HOW TO COMPLETE THIS TASK: Spot each line in the data below containing "Formatvorlage" and copy it.

DATA RECORDS:
------------------------------------

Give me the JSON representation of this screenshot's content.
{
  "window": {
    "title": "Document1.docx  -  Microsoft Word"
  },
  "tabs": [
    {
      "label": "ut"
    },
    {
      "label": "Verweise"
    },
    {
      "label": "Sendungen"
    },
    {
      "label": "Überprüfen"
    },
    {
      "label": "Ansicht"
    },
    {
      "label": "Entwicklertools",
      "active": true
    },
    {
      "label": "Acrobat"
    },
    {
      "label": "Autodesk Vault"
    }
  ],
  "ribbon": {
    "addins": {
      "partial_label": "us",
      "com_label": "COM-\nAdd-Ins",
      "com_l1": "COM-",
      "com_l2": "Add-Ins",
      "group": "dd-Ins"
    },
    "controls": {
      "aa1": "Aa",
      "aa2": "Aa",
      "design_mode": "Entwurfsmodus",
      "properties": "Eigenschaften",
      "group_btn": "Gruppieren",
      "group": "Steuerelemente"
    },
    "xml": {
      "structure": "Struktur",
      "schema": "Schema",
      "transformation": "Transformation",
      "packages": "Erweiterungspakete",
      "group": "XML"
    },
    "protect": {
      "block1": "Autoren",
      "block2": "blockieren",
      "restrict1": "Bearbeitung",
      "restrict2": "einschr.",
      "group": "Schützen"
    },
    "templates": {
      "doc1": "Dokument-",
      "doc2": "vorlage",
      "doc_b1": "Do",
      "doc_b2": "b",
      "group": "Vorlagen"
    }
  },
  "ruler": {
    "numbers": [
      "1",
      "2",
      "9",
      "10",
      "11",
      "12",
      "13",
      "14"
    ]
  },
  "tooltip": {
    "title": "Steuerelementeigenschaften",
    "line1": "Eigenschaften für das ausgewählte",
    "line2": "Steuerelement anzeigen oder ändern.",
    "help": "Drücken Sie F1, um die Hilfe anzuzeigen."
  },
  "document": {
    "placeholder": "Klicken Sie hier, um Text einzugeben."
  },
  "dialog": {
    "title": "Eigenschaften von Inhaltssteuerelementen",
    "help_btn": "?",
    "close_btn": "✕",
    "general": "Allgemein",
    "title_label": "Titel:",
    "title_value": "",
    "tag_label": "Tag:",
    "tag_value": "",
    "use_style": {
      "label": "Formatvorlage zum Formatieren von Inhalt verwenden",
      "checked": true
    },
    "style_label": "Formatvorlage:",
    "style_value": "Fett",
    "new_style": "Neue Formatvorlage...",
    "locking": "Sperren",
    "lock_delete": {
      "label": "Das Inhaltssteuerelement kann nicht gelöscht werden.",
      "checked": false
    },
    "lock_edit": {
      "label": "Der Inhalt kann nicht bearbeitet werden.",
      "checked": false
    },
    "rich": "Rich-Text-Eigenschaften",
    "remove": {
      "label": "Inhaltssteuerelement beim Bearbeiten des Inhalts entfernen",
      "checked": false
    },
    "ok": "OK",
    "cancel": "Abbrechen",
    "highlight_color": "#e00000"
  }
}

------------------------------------

RESULT:
      "label": "Formatvorlage zum Formatieren von Inhalt verwenden",
    "style_label": "Formatvorlage:",
    "new_style": "Neue Formatvorlage...",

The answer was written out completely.